Mix equal parts water and vinegar in your bowl, and microwave it until steam starts to form. Keep the microwave door shut for at least 15 minutes, then open and remove the bowl and detachable parts. Wipe everything down until none of the baking soda mixture is left.
When all else fails…
If all else fails and lemon, vinegar, and baking soda just aren’t doing it for you, there are still easy ways to clean your microwave without having to go out and buy expensive cleaners.
How to clean your Microwave; Specific stains
Are you looking for a way to remove a specific food stain? Look below for our advice on which method is best for the most common microwave messes.
The bag of popcorn popped a bit too much? Got burnt popcorn glued to every square inch of your microwave?
Use Method 4 here to get every bit off. It will get into every crack that it’s pasted onto so will get the burn marks off the microwave plate and the dried popcorn off the roof of the microwave. Baking soda also absorbs smells so the debatable scent of cremated popcorn should lessen.
If baking soda isn’t up your microwave’s street, use Method 5. Due to being largely steam, it will also help clean your microwave’s vent system
It’s easy enough to cook a jacket potato in the microwave. Turn the microwave up high, prick some holes in your potato, and nuke it for 15 minutes. Done! But with too few holes, it can easily explode, covering your microwave with the remnants of your would-be dinner.
If the stains and potato are burned black onto areas of the microwave, use Method 4 to remove them from the sides of your microwave. If this fails, use Method 5 to get the last pieces off.
Like potatoes, microwave meals and ready-meals are prone to exploding if the pressure gets too high in them. This can cause a huge mess, especially if the meal has a large amount of sauce in it.
If the meal has only covered the top of the microwave, use Methods 2 or 3 to get the stains off. Method 2 will help get off the mess that has burned onto the microwave, whilst Method 3 works best for the mess that is still in liquid form or not burned on.
If the meal has covered the walls of the microwave, use Method 4.
Soup and baked beans
Soup and baked beans can cause the most mess in a microwave. Depressingly, one of the best things you can do is let it dry. Wipe an excess sauce or soup off and take out all the removable parts. Leave the microwave door open for the mess to dry.
Use Method 1 to get the mess off the bottom of the microwave and clean the removable parts. This can be done by hand or in the dishwasher. Replace the removable parts and use any other method to get the rest of the mess off the sides of the microwave.
- White vinegar is stronger for stains and can be bought in bulk online and in larger shops.
- Mixing essential oils with the vinegar mixtures can help lessen the scent of vinegar afterwards.
- Use olive oil to remove leftover stains.
- Baking soda is a natural deodorizer, absorbing smells rather than masking them like air fresheners.

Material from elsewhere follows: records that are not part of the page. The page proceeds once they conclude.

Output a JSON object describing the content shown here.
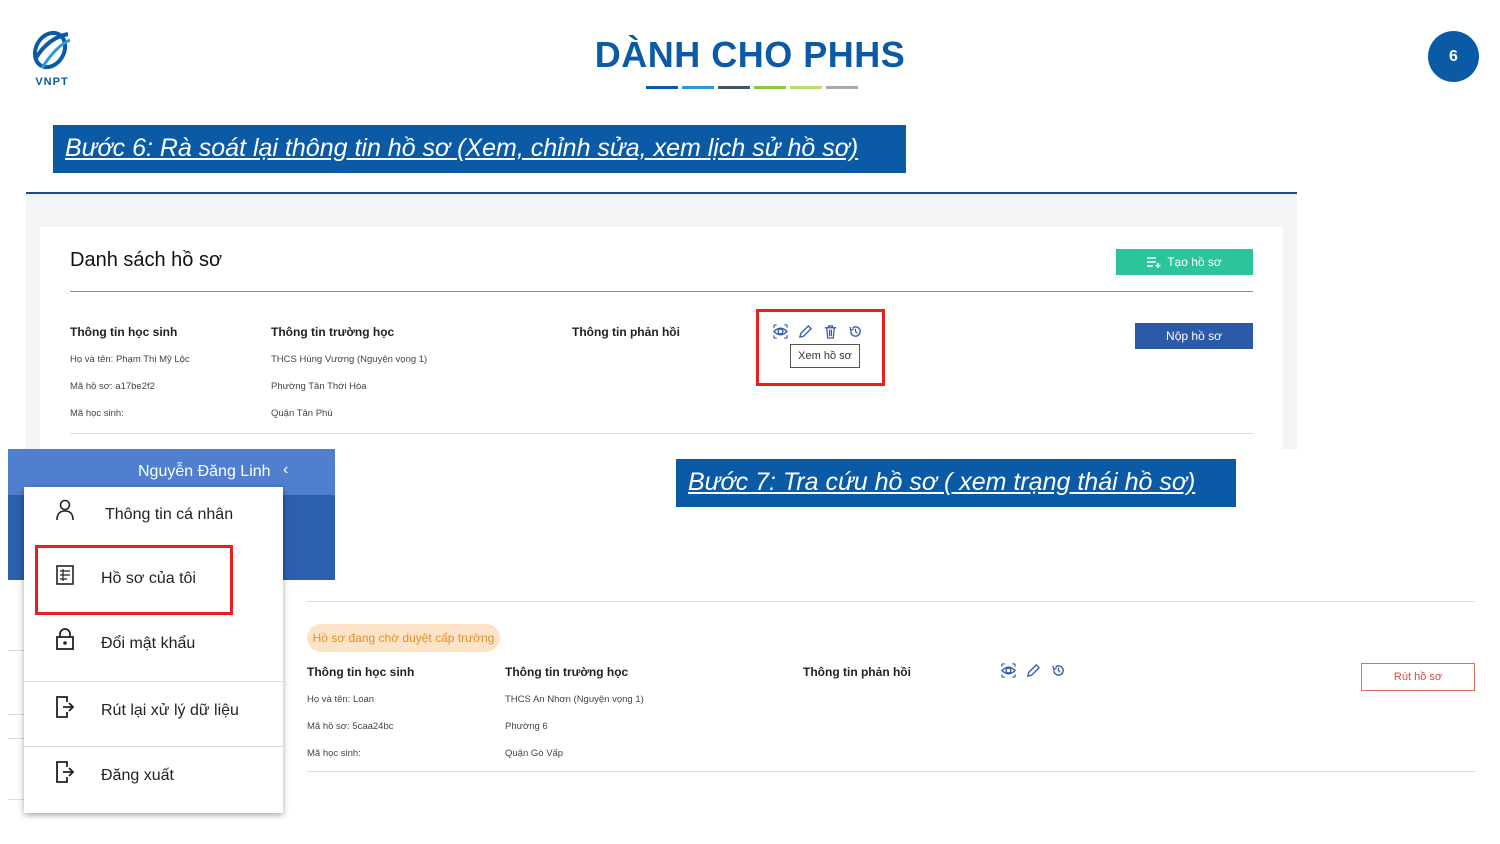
{
  "slide": {
    "logo_text": "VNPT",
    "title": "DÀNH CHO PHHS",
    "page_number": "6",
    "title_bar_colors": [
      "#0b5aa6",
      "#2a9ad6",
      "#4a5560",
      "#8cc63f",
      "#b9de6a",
      "#aaaaaa"
    ],
    "step6": "Bước 6: Rà soát lại thông tin hồ sơ (Xem, chỉnh sửa, xem lịch sử hồ sơ)",
    "step7": "Bước 7: Tra cứu hồ sơ ( xem trạng thái hồ sơ)"
  },
  "screen1": {
    "list_title": "Danh sách hồ sơ",
    "create_button": "Tạo hồ sơ",
    "headers": {
      "student": "Thông tin học sinh",
      "school": "Thông tin trường học",
      "feedback": "Thông tin phản hồi"
    },
    "student": [
      "Họ và tên: Phạm Thị Mỹ Lộc",
      "Mã hồ sơ: a17be2f2",
      "Mã học sinh:"
    ],
    "school": [
      "THCS Hùng Vương (Nguyện vọng 1)",
      "Phường Tân Thới Hòa",
      "Quận Tân Phú"
    ],
    "tooltip": "Xem hồ sơ",
    "submit_button": "Nộp hồ sơ",
    "icons": [
      "eye-icon",
      "pencil-icon",
      "trash-icon",
      "history-icon"
    ]
  },
  "menu": {
    "user_name": "Nguyễn Đăng Linh",
    "chevron": "‹",
    "items": [
      {
        "label": "Thông tin cá nhân",
        "icon": "user-icon"
      },
      {
        "label": "Hồ sơ của tôi",
        "icon": "document-icon"
      },
      {
        "label": "Đổi mật khẩu",
        "icon": "lock-icon"
      },
      {
        "label": "Rút lại xử lý dữ liệu",
        "icon": "exit-icon"
      },
      {
        "label": "Đăng xuất",
        "icon": "logout-icon"
      }
    ]
  },
  "screen2": {
    "status": "Hồ sơ đang chờ duyệt cấp trường",
    "headers": {
      "student": "Thông tin học sinh",
      "school": "Thông tin trường học",
      "feedback": "Thông tin phản hồi"
    },
    "student": [
      "Họ và tên: Loan",
      "Mã hồ sơ: 5caa24bc",
      "Mã học sinh:"
    ],
    "school": [
      "THCS An Nhơn (Nguyện vọng 1)",
      "Phường 6",
      "Quận Gò Vấp"
    ],
    "withdraw_button": "Rút hồ sơ",
    "icons": [
      "eye-icon",
      "pencil-icon",
      "history-icon"
    ]
  }
}
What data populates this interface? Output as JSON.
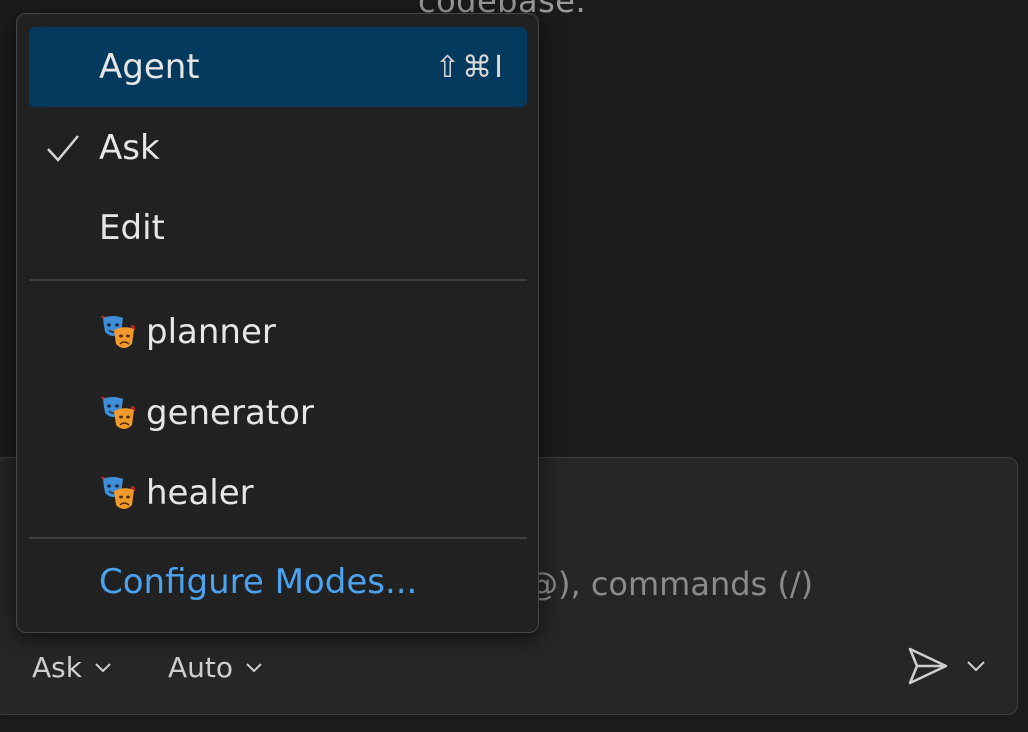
{
  "background": {
    "text": "codebase."
  },
  "chat": {
    "placeholder_fragment": "@), commands (/)",
    "mode_button_label": "Ask",
    "model_button_label": "Auto"
  },
  "menu": {
    "builtin_modes": [
      {
        "label": "Agent",
        "shortcut": "⇧⌘I",
        "highlighted": true,
        "checked": false
      },
      {
        "label": "Ask",
        "shortcut": "",
        "highlighted": false,
        "checked": true
      },
      {
        "label": "Edit",
        "shortcut": "",
        "highlighted": false,
        "checked": false
      }
    ],
    "custom_modes": [
      {
        "label": "planner",
        "icon": "performing-arts-masks-icon"
      },
      {
        "label": "generator",
        "icon": "performing-arts-masks-icon"
      },
      {
        "label": "healer",
        "icon": "performing-arts-masks-icon"
      }
    ],
    "configure_label": "Configure Modes..."
  },
  "colors": {
    "highlight": "#04395e",
    "link": "#4ba3f0",
    "menu_bg": "#212122",
    "page_bg": "#1b1b1c"
  }
}
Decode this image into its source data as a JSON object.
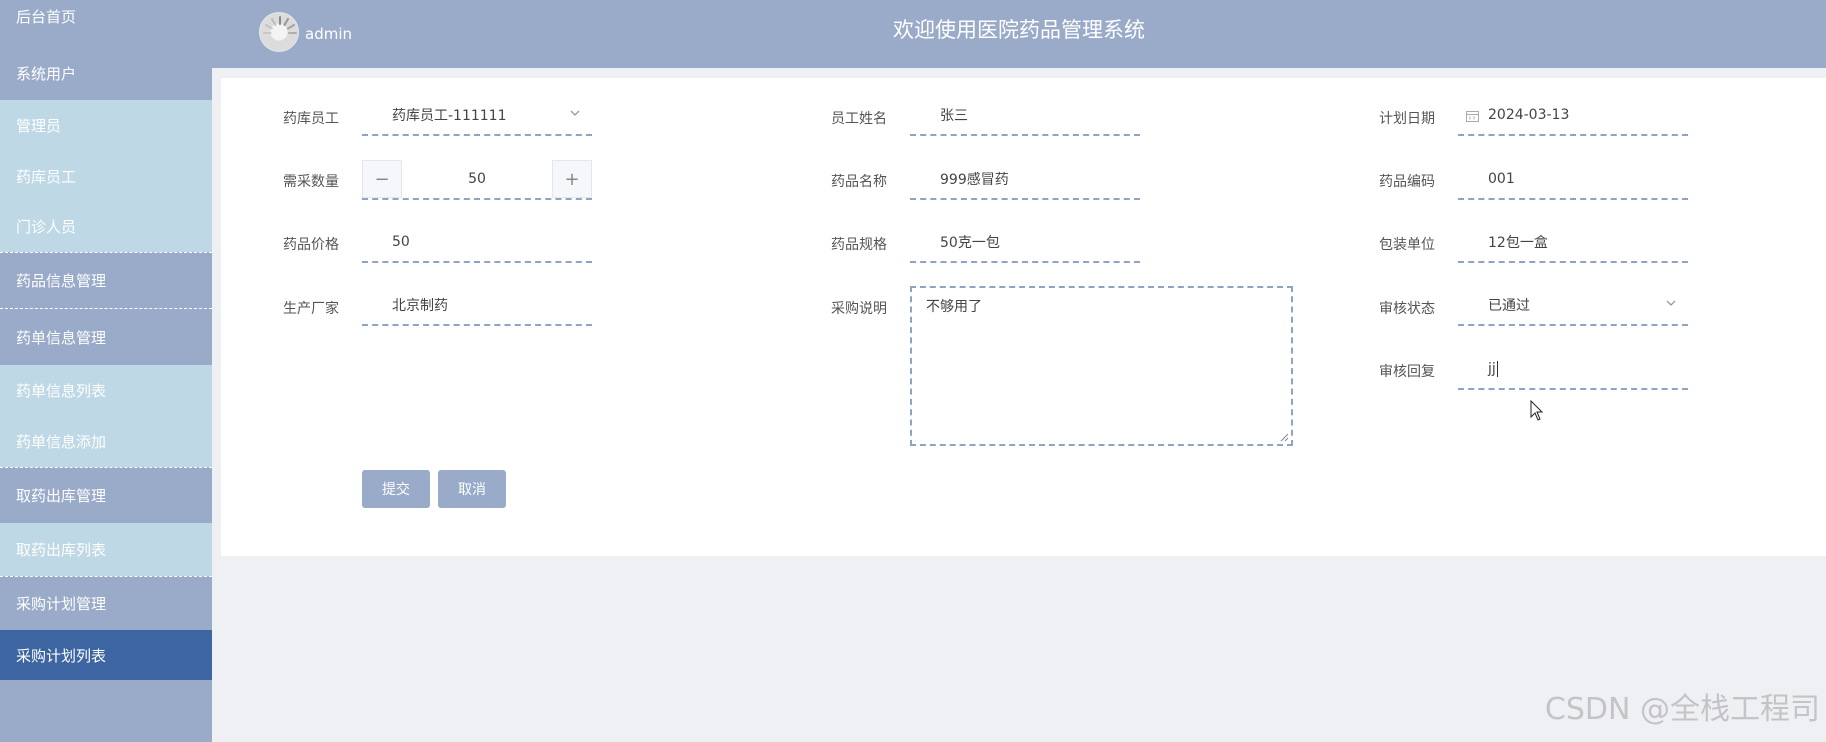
{
  "sidebar": {
    "items": [
      {
        "label": "后台首页"
      },
      {
        "label": "系统用户"
      },
      {
        "label": "管理员"
      },
      {
        "label": "药库员工"
      },
      {
        "label": "门诊人员"
      },
      {
        "label": "药品信息管理"
      },
      {
        "label": "药单信息管理"
      },
      {
        "label": "药单信息列表"
      },
      {
        "label": "药单信息添加"
      },
      {
        "label": "取药出库管理"
      },
      {
        "label": "取药出库列表"
      },
      {
        "label": "采购计划管理"
      },
      {
        "label": "采购计划列表"
      }
    ]
  },
  "header": {
    "user": "admin",
    "title": "欢迎使用医院药品管理系统"
  },
  "form": {
    "staff": {
      "label": "药库员工",
      "value": "药库员工-111111"
    },
    "staff_name": {
      "label": "员工姓名",
      "value": "张三"
    },
    "plan_date": {
      "label": "计划日期",
      "value": "2024-03-13"
    },
    "quantity": {
      "label": "需采数量",
      "value": "50",
      "minus": "−",
      "plus": "+"
    },
    "drug_name": {
      "label": "药品名称",
      "value": "999感冒药"
    },
    "drug_code": {
      "label": "药品编码",
      "value": "001"
    },
    "drug_price": {
      "label": "药品价格",
      "value": "50"
    },
    "drug_spec": {
      "label": "药品规格",
      "value": "50克一包"
    },
    "pack_unit": {
      "label": "包装单位",
      "value": "12包一盒"
    },
    "manufacturer": {
      "label": "生产厂家",
      "value": "北京制药"
    },
    "purchase_note": {
      "label": "采购说明",
      "value": "不够用了"
    },
    "review_status": {
      "label": "审核状态",
      "value": "已通过"
    },
    "review_reply": {
      "label": "审核回复",
      "value": "jj"
    },
    "submit_label": "提交",
    "cancel_label": "取消"
  },
  "watermark": "CSDN @全栈工程司",
  "colors": {
    "sidebar_bg": "#9aabc9",
    "sidebar_sub_bg": "#bfd8e5",
    "sidebar_active": "#3c65a1",
    "header_bg": "#9aabc9",
    "page_bg": "#eff0f4",
    "field_border": "#8fa3c4"
  }
}
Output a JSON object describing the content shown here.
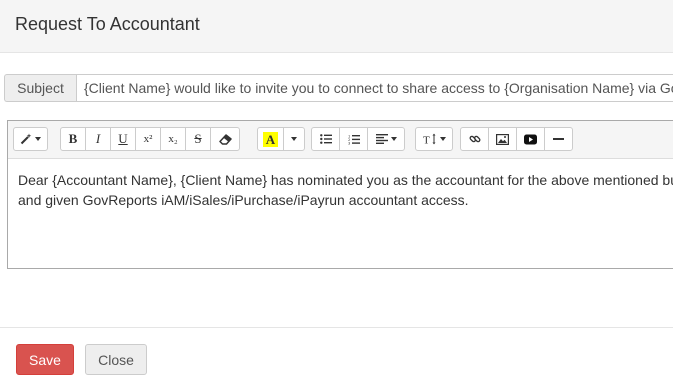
{
  "header": {
    "title": "Request To Accountant"
  },
  "subject": {
    "label": "Subject",
    "value": "{Client Name} would like to invite you to connect to share access to {Organisation Name} via GovReports"
  },
  "toolbar": {
    "style_icon": "magic-wand-icon",
    "bold": "B",
    "italic": "I",
    "underline": "U",
    "superscript": "x²",
    "subscript": "x₂",
    "strikethrough": "S",
    "eraser_icon": "eraser-icon",
    "color_letter": "A",
    "highlight_color": "#ffff00",
    "unordered_list_icon": "unordered-list-icon",
    "ordered_list_icon": "ordered-list-icon",
    "paragraph_icon": "align-left-icon",
    "height_icon": "text-height-icon",
    "link_icon": "link-icon",
    "picture_icon": "picture-icon",
    "video_icon": "video-icon",
    "hr_icon": "horizontal-rule-icon"
  },
  "body": {
    "line1": "Dear {Accountant Name}, {Client Name} has nominated you as the accountant for the above mentioned business",
    "line2": "and given GovReports iAM/iSales/iPurchase/iPayrun accountant access."
  },
  "footer": {
    "save_label": "Save",
    "close_label": "Close"
  },
  "colors": {
    "save": "#d9534f",
    "header_bg": "#f5f5f5",
    "close_bg": "#eeeeee"
  }
}
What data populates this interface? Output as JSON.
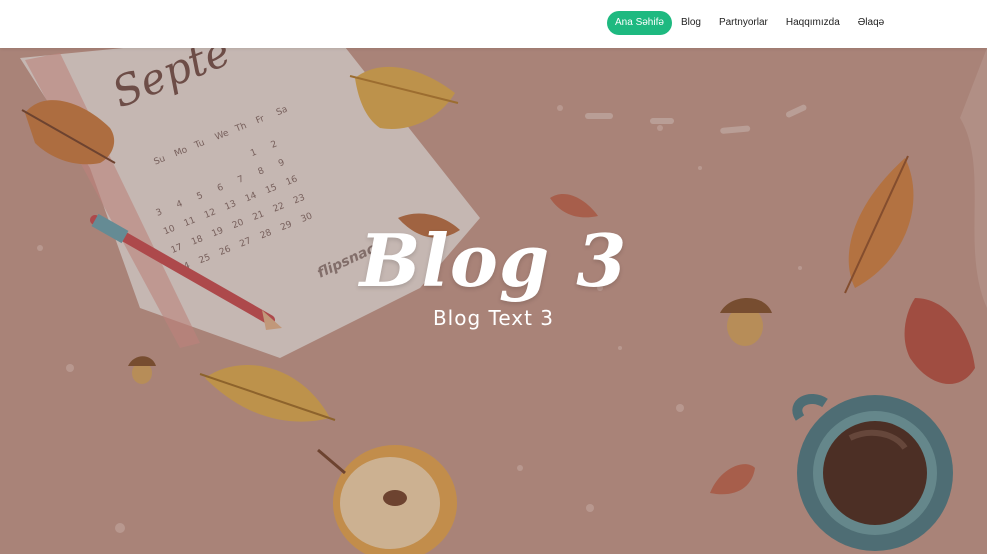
{
  "nav": {
    "items": [
      {
        "label": "Ana Səhifə",
        "active": true
      },
      {
        "label": "Blog",
        "active": false
      },
      {
        "label": "Partnyorlar",
        "active": false
      },
      {
        "label": "Haqqımızda",
        "active": false
      },
      {
        "label": "Əlaqə",
        "active": false
      }
    ]
  },
  "hero": {
    "title": "Blog 3",
    "subtitle": "Blog Text 3",
    "calendar": {
      "month_partial": "Septe",
      "weekdays": [
        "Su",
        "Mo",
        "Tu",
        "We",
        "Th",
        "Fr",
        "Sa"
      ],
      "days": [
        "1",
        "2",
        "3",
        "4",
        "5",
        "6",
        "7",
        "8",
        "9",
        "10",
        "11",
        "12",
        "13",
        "14",
        "15",
        "16",
        "17",
        "18",
        "19",
        "20",
        "21",
        "22",
        "23",
        "24",
        "25",
        "26",
        "27",
        "28",
        "29",
        "30"
      ],
      "watermark": "flipsnack"
    }
  },
  "colors": {
    "accent": "#1eb980",
    "hero_bg": "#c39a8d"
  }
}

Tips for sustainability
- When buying cleaning cloths, choose ones that can be popped in the wash and reused, rather than thrown out after they get too dirty.
- Cut up clothes that can no longer be worn for free dishcloths.
WARNING: Whilst lemons and vinegar are both natural antibacterials, they are not disinfectants so will not safely deal with food-borne viruses found in the kitchen. I.e. CoVID-19.